==== SUPPLIED ENTRIES ====

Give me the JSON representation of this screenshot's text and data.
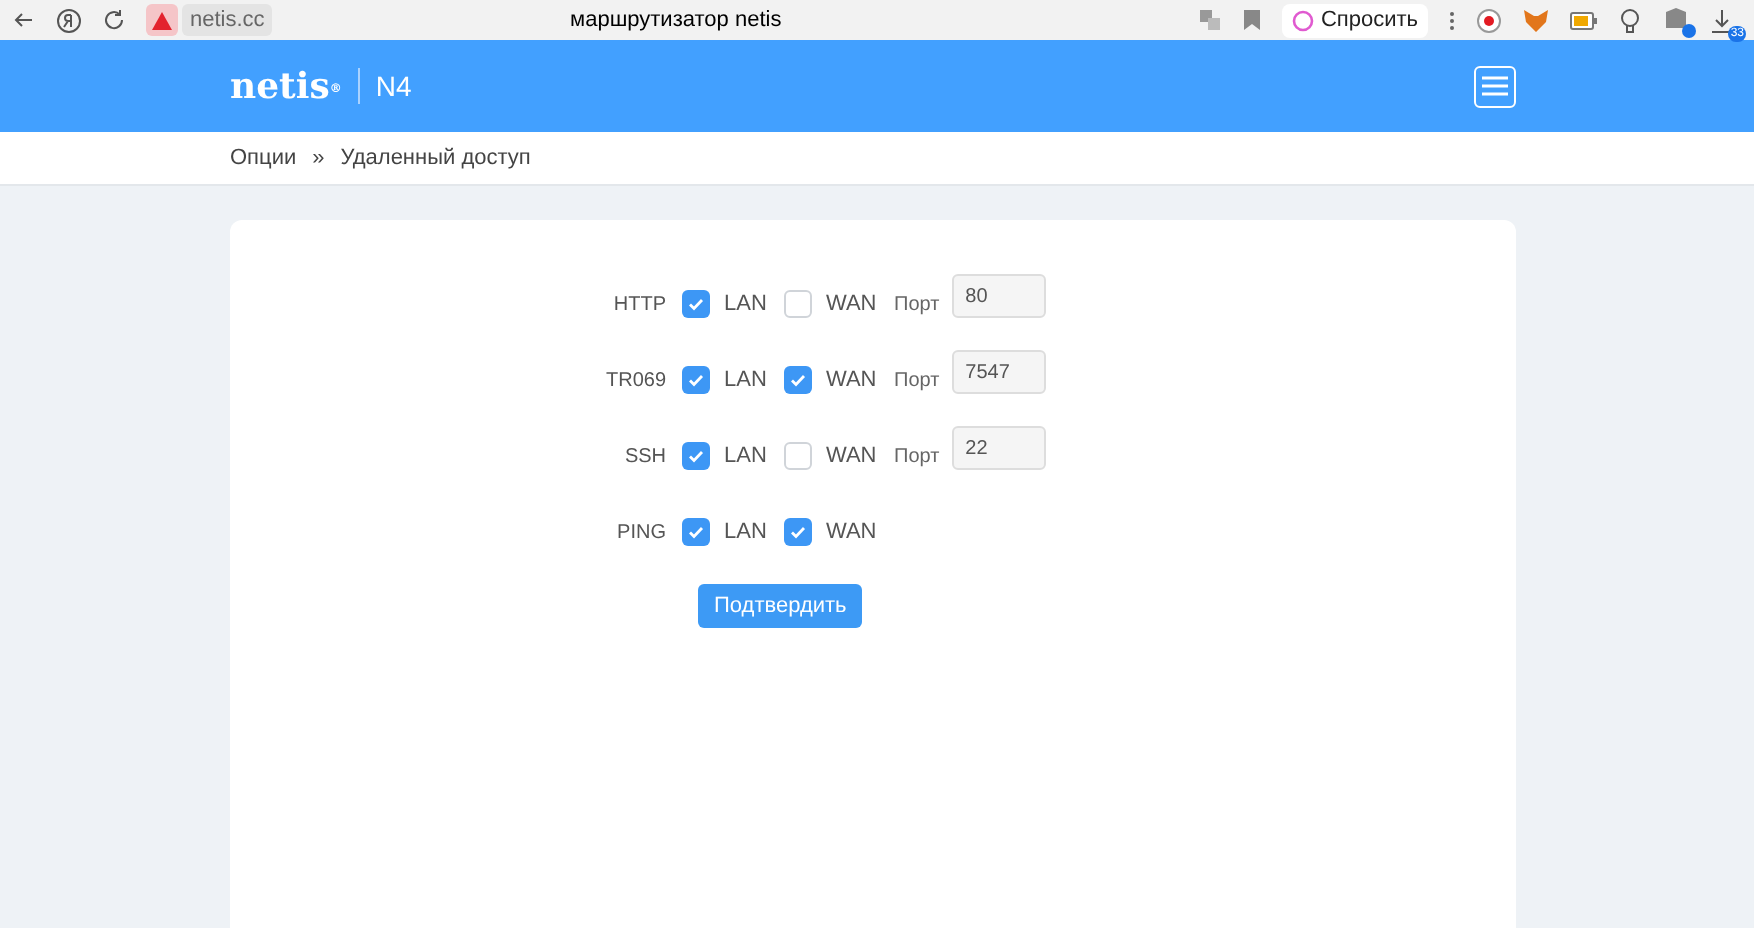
{
  "browser": {
    "url": "netis.cc",
    "title": "маршрутизатор netis",
    "ask_button": "Спросить",
    "download_badge": "33"
  },
  "header": {
    "logo": "netis",
    "logo_mark": "®",
    "model": "N4"
  },
  "breadcrumb": [
    "Опции",
    "»",
    "Удаленный доступ"
  ],
  "rows": [
    {
      "label": "HTTP",
      "lan": {
        "label": "LAN",
        "checked": true
      },
      "wan": {
        "label": "WAN",
        "checked": false
      },
      "port": {
        "label": "Порт",
        "value": "80"
      }
    },
    {
      "label": "TR069",
      "lan": {
        "label": "LAN",
        "checked": true
      },
      "wan": {
        "label": "WAN",
        "checked": true
      },
      "port": {
        "label": "Порт",
        "value": "7547"
      }
    },
    {
      "label": "SSH",
      "lan": {
        "label": "LAN",
        "checked": true
      },
      "wan": {
        "label": "WAN",
        "checked": false
      },
      "port": {
        "label": "Порт",
        "value": "22"
      }
    },
    {
      "label": "PING",
      "lan": {
        "label": "LAN",
        "checked": true
      },
      "wan": {
        "label": "WAN",
        "checked": true
      }
    }
  ],
  "submit": "Подтвердить"
}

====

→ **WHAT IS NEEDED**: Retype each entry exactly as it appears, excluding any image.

→ **ANSWER SECTION**:
Give me the JSON representation of this screenshot's text and data.
{
  "browser": {
    "url": "netis.cc",
    "title": "маршрутизатор netis",
    "ask_button": "Спросить",
    "download_badge": "33"
  },
  "header": {
    "logo": "netis",
    "logo_mark": "®",
    "model": "N4"
  },
  "breadcrumb": [
    "Опции",
    "»",
    "Удаленный доступ"
  ],
  "rows": [
    {
      "label": "HTTP",
      "lan": {
        "label": "LAN",
        "checked": true
      },
      "wan": {
        "label": "WAN",
        "checked": false
      },
      "port": {
        "label": "Порт",
        "value": "80"
      }
    },
    {
      "label": "TR069",
      "lan": {
        "label": "LAN",
        "checked": true
      },
      "wan": {
        "label": "WAN",
        "checked": true
      },
      "port": {
        "label": "Порт",
        "value": "7547"
      }
    },
    {
      "label": "SSH",
      "lan": {
        "label": "LAN",
        "checked": true
      },
      "wan": {
        "label": "WAN",
        "checked": false
      },
      "port": {
        "label": "Порт",
        "value": "22"
      }
    },
    {
      "label": "PING",
      "lan": {
        "label": "LAN",
        "checked": true
      },
      "wan": {
        "label": "WAN",
        "checked": true
      }
    }
  ],
  "submit": "Подтвердить"
}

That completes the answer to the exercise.